28. 1394 “As bodily nourishment restores lost strength, so the Eucharist strengthens our charity, which tends to be weakened in daily life; and this living charity wipes away venial sins. By giving himself to us Christ revives our love and enables us to break our disordered attachments to creatures and root ourselves in him: Since Christ died for us out of love, when we celebrate the memorial of his death at the moment of sacrifice we ask that love may be granted to us by the coming of the Holy Spirit. We humbly pray that in the strength of this love by which Christ willed to die for us, we, by receiving the gift of the Holy Spirit, may be able to consider the world as crucified for us, and to be ourselves as crucified to the world. . . . Having received the gift of love, let us die to sin and live for God.”
29. 1395 “By the same charity that it enkindles in us, the Eucharist preserves us from future mortal sins. The more we share the life of Christ and progress in his friendship, the more difficult it is to break away from him by mortal sin. The Eucharist is not ordered to the forgiveness of mortal sins – that is proper to the sacrament of Reconciliation.
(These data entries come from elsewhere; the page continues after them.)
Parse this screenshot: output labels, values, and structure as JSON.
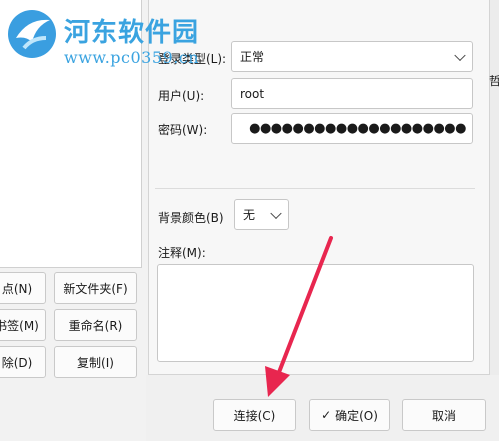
{
  "watermark": {
    "name": "河东软件园",
    "url": "www.pc0359.cn"
  },
  "left_buttons": {
    "add_site": "点(N)",
    "new_folder": "新文件夹(F)",
    "bookmark": "书签(M)",
    "rename": "重命名(R)",
    "delete": "除(D)",
    "copy": "复制(I)"
  },
  "form": {
    "login_type_label": "登录类型(L):",
    "login_type_value": "正常",
    "user_label": "用户(U):",
    "user_value": "root",
    "password_label": "密码(W):",
    "password_value": "●●●●●●●●●●●●●●●●●●●●",
    "bg_color_label": "背景颜色(B)",
    "bg_color_value": "无",
    "comment_label": "注释(M):",
    "comment_value": ""
  },
  "right_strip_text": "哲",
  "dialog_buttons": {
    "connect": "连接(C)",
    "ok_check": "✓",
    "ok": "确定(O)",
    "cancel": "取消"
  },
  "colors": {
    "arrow": "#e8264f",
    "watermark": "#3aa3e0"
  }
}
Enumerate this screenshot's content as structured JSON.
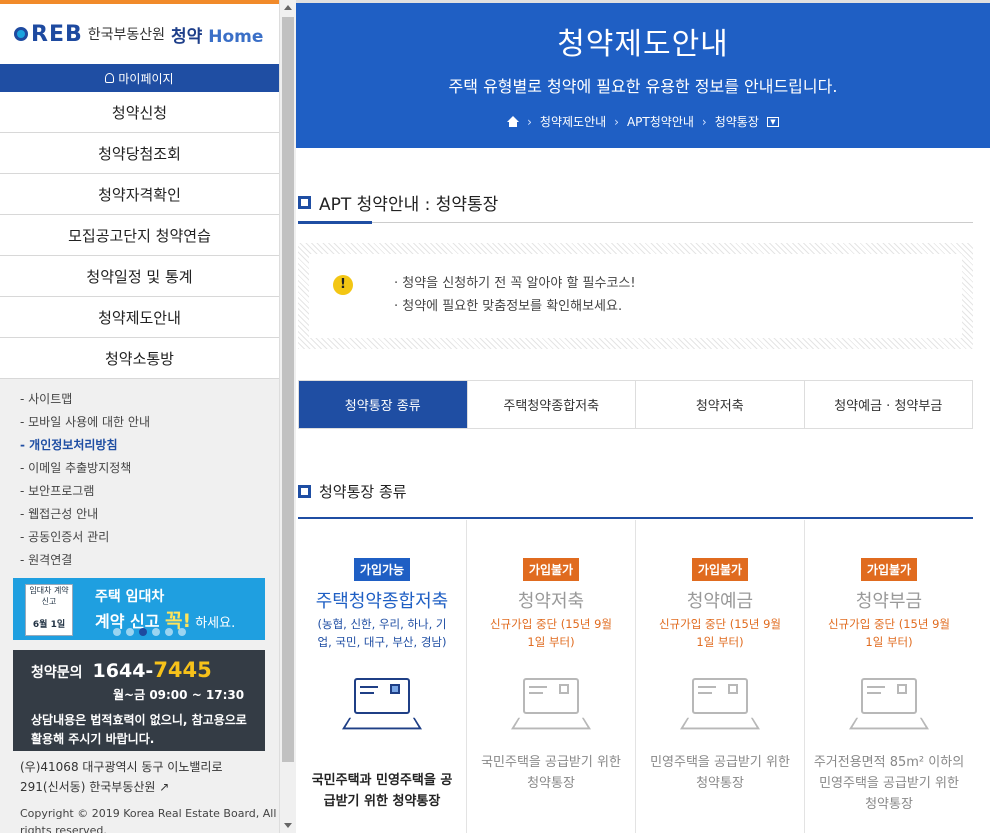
{
  "logo": {
    "brand": "REB",
    "org": "한국부동산원",
    "service": "청약",
    "home": "Home"
  },
  "mypage": {
    "label": "마이페이지"
  },
  "menu": [
    {
      "label": "청약신청"
    },
    {
      "label": "청약당첨조회"
    },
    {
      "label": "청약자격확인"
    },
    {
      "label": "모집공고단지 청약연습"
    },
    {
      "label": "청약일정 및 통계"
    },
    {
      "label": "청약제도안내"
    },
    {
      "label": "청약소통방"
    }
  ],
  "footer_links": [
    {
      "label": "- 사이트맵",
      "active": false
    },
    {
      "label": "- 모바일 사용에 대한 안내",
      "active": false
    },
    {
      "label": "- 개인정보처리방침",
      "active": true
    },
    {
      "label": "- 이메일 추출방지정책",
      "active": false
    },
    {
      "label": "- 보안프로그램",
      "active": false
    },
    {
      "label": "- 웹접근성 안내",
      "active": false
    },
    {
      "label": "- 공동인증서 관리",
      "active": false
    },
    {
      "label": "- 원격연결",
      "active": false
    }
  ],
  "banner": {
    "doc_title": "임대차 계약 신고",
    "doc_date": "6월 1일",
    "line1": "주택 임대차",
    "line2_a": "계약 신고",
    "line2_b": "꼭!",
    "line2_c": "하세요."
  },
  "contact": {
    "label": "청약문의",
    "phone_a": "1644-",
    "phone_b": "7445",
    "hours": "월~금 09:00 ~ 17:30",
    "note_1": "상담내용은 법적효력이 없으니, 참고용으로",
    "note_2": "활용해 주시기 바랍니다."
  },
  "address": {
    "line1": "(우)41068 대구광역시 동구 이노밸리로",
    "line2": "291(신서동) 한국부동산원"
  },
  "copyright": {
    "line1": "Copyright © 2019 Korea Real Estate Board, All",
    "line2": "rights reserved."
  },
  "hero": {
    "title": "청약제도안내",
    "subtitle": "주택 유형별로 청약에 필요한 유용한 정보를 안내드립니다.",
    "breadcrumb": [
      "청약제도안내",
      "APT청약안내",
      "청약통장"
    ]
  },
  "section_apt": {
    "title": "APT 청약안내 : 청약통장"
  },
  "notice": {
    "lines": [
      "· 청약을 신청하기 전 꼭 알아야 할 필수코스!",
      "· 청약에 필요한 맞춤정보를 확인해보세요."
    ]
  },
  "tabs": [
    {
      "label": "청약통장 종류",
      "active": true
    },
    {
      "label": "주택청약종합저축",
      "active": false
    },
    {
      "label": "청약저축",
      "active": false
    },
    {
      "label": "청약예금 · 청약부금",
      "active": false
    }
  ],
  "section_types": {
    "title": "청약통장 종류"
  },
  "cards": [
    {
      "badge": "가입가능",
      "status": "ok",
      "name": "주택청약종합저축",
      "desc": "(농협, 신한, 우리, 하나, 기업, 국민, 대구, 부산, 경남)",
      "foot": "국민주택과 민영주택을 공급받기 위한 청약통장"
    },
    {
      "badge": "가입불가",
      "status": "no",
      "name": "청약저축",
      "desc": "신규가입 중단 (15년 9월 1일 부터)",
      "foot": "국민주택을 공급받기 위한 청약통장"
    },
    {
      "badge": "가입불가",
      "status": "no",
      "name": "청약예금",
      "desc": "신규가입 중단 (15년 9월 1일 부터)",
      "foot": "민영주택을 공급받기 위한 청약통장"
    },
    {
      "badge": "가입불가",
      "status": "no",
      "name": "청약부금",
      "desc": "신규가입 중단 (15년 9월 1일 부터)",
      "foot": "주거전용면적 85m² 이하의 민영주택을 공급받기 위한 청약통장"
    }
  ],
  "colors": {
    "primary": "#1f4ea3",
    "hero_blue": "#1f5fc4",
    "orange": "#e06b1f",
    "accent_top": "#f18a2a"
  }
}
The Eucharist is properly the sacrament of those who are in full communion with the Church.”
HELPFUL TIPS & REMINDERS
30. + The Daily Examination of Conscience is usually included with Night Prayer and covers only the events of the current day.
31. + Little booklets with a rather complete Examination of Conscience useful for the sacrament of Confession are available over the internet or at Catholic gift stores. Here are some helpful sites:
32. + At the conclusion of Confession, before I recite the Act of Contrition, I find it comforting and helpful to conclude, “For these sins and for all the sins and faults of my entire life, even those I may have forgotten, I am heartily sorrow.” In our nervousness, we do sometimes forget a venial sin we meant to confess.
33. + What if you forgot to confess a mortal sin? Full Question – I recently went to confession, received absolution, and did my penance. Subsequently I remembered something I did years ago that I never confessed. Am I absolved of that one as well? If the sin was mortal, does that need to be addressed specifically?
So long as you intended to confess all your mortal sins and otherwise make a good confession, then the sacrament was valid, and you were forgiven all your mortal sins. The fact that afterward you remembered another one does not mean that you are in a state of mortal sin.
The Code of Canon Law states, “A member of the Christian faithful is obliged to confess in kind and in number all grave sins committed after baptism and not yet directly remitted through the keys of the Church nor acknowledged in individual confession, of which one is conscious after diligent examination of conscience” (CIC 988:1). Since you remembered this grave sin, you should mention it in your next confession. Catholic Staff
34. + What 3 conditions are necessary for a sin to be called mortal sin?
There are three conditions that make an act a mortal sin: An act of grave matter that is… Committed with full knowledge and… Deliberate consent.